## EXERCISE DIRECTIONS
Write out the listing below character for character, though without its pictures.

## DATA UNDER STUDY
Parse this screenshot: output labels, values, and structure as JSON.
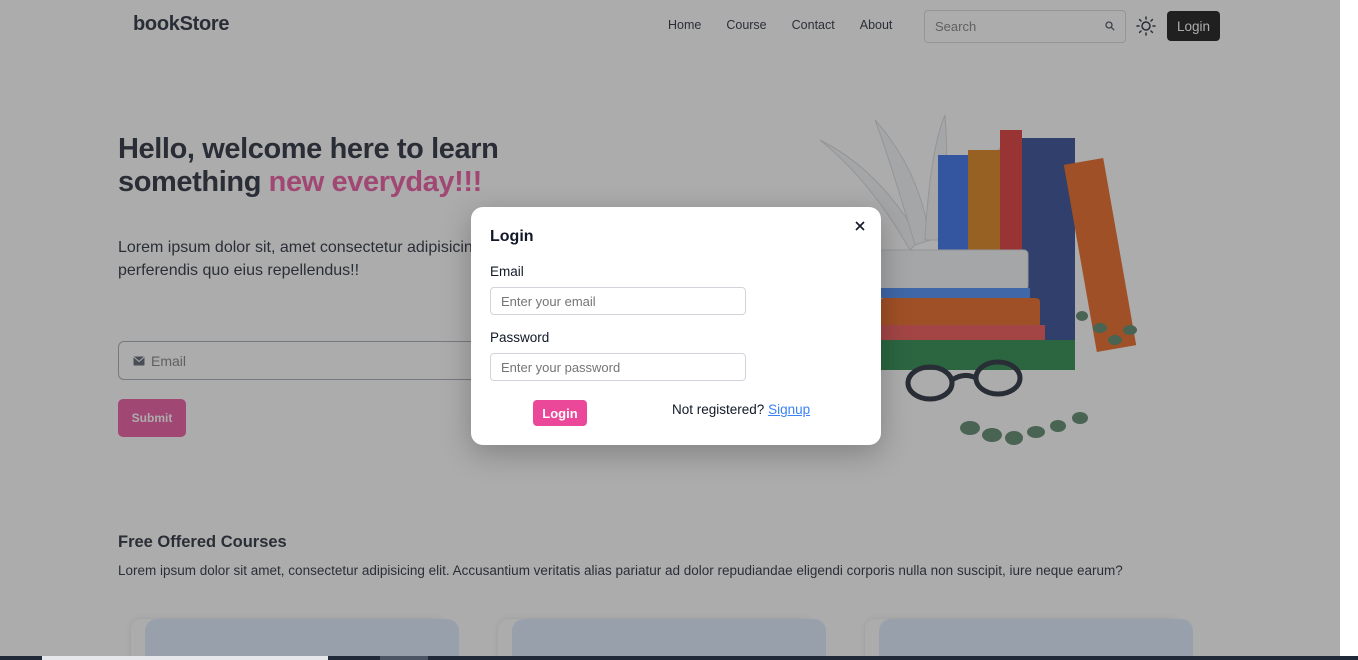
{
  "nav": {
    "brand": "bookStore",
    "links": [
      "Home",
      "Course",
      "Contact",
      "About"
    ],
    "search_placeholder": "Search",
    "login_label": "Login"
  },
  "hero": {
    "title_part1": "Hello, welcome here to learn something ",
    "title_accent": "new everyday!!!",
    "paragraph": "Lorem ipsum dolor sit, amet consectetur adipisicing elit. Voluptatem explicabo, perferendis quo eius repellendus!!",
    "email_placeholder": "Email",
    "submit_label": "Submit"
  },
  "courses": {
    "title": "Free Offered Courses",
    "description": "Lorem ipsum dolor sit amet, consectetur adipisicing elit. Accusantium veritatis alias pariatur ad dolor repudiandae eligendi corporis nulla non suscipit, iure neque earum?"
  },
  "modal": {
    "title": "Login",
    "email_label": "Email",
    "email_placeholder": "Enter your email",
    "password_label": "Password",
    "password_placeholder": "Enter your password",
    "login_label": "Login",
    "not_registered": "Not registered?",
    "signup_label": "Signup"
  },
  "colors": {
    "accent": "#ec4899",
    "link": "#3b82f6",
    "dark": "#000000"
  },
  "icons": [
    "search-icon",
    "sun-icon",
    "mail-icon",
    "close-icon"
  ]
}
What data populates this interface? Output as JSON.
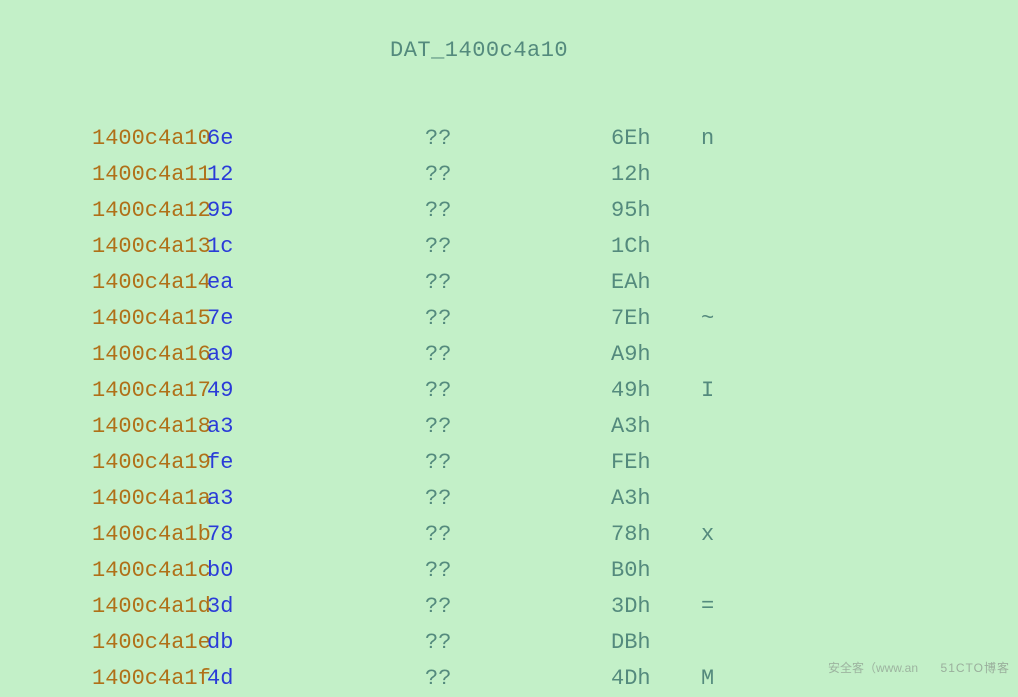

## EXPECTED OUTPUT
Parse this screenshot: output labels, values, and structure as JSON.
{
  "nav": {
    "brand": "bookStore",
    "links": [
      "Home",
      "Course",
      "Contact",
      "About"
    ],
    "search_placeholder": "Search",
    "login_label": "Login"
  },
  "hero": {
    "title_part1": "Hello, welcome here to learn something ",
    "title_accent": "new everyday!!!",
    "paragraph": "Lorem ipsum dolor sit, amet consectetur adipisicing elit. Voluptatem explicabo, perferendis quo eius repellendus!!",
    "email_placeholder": "Email",
    "submit_label": "Submit"
  },
  "courses": {
    "title": "Free Offered Courses",
    "description": "Lorem ipsum dolor sit amet, consectetur adipisicing elit. Accusantium veritatis alias pariatur ad dolor repudiandae eligendi corporis nulla non suscipit, iure neque earum?"
  },
  "modal": {
    "title": "Login",
    "email_label": "Email",
    "email_placeholder": "Enter your email",
    "password_label": "Password",
    "password_placeholder": "Enter your password",
    "login_label": "Login",
    "not_registered": "Not registered?",
    "signup_label": "Signup"
  },
  "colors": {
    "accent": "#ec4899",
    "link": "#3b82f6",
    "dark": "#000000"
  },
  "icons": [
    "search-icon",
    "sun-icon",
    "mail-icon",
    "close-icon"
  ]
}
What data populates this interface? Output as JSON.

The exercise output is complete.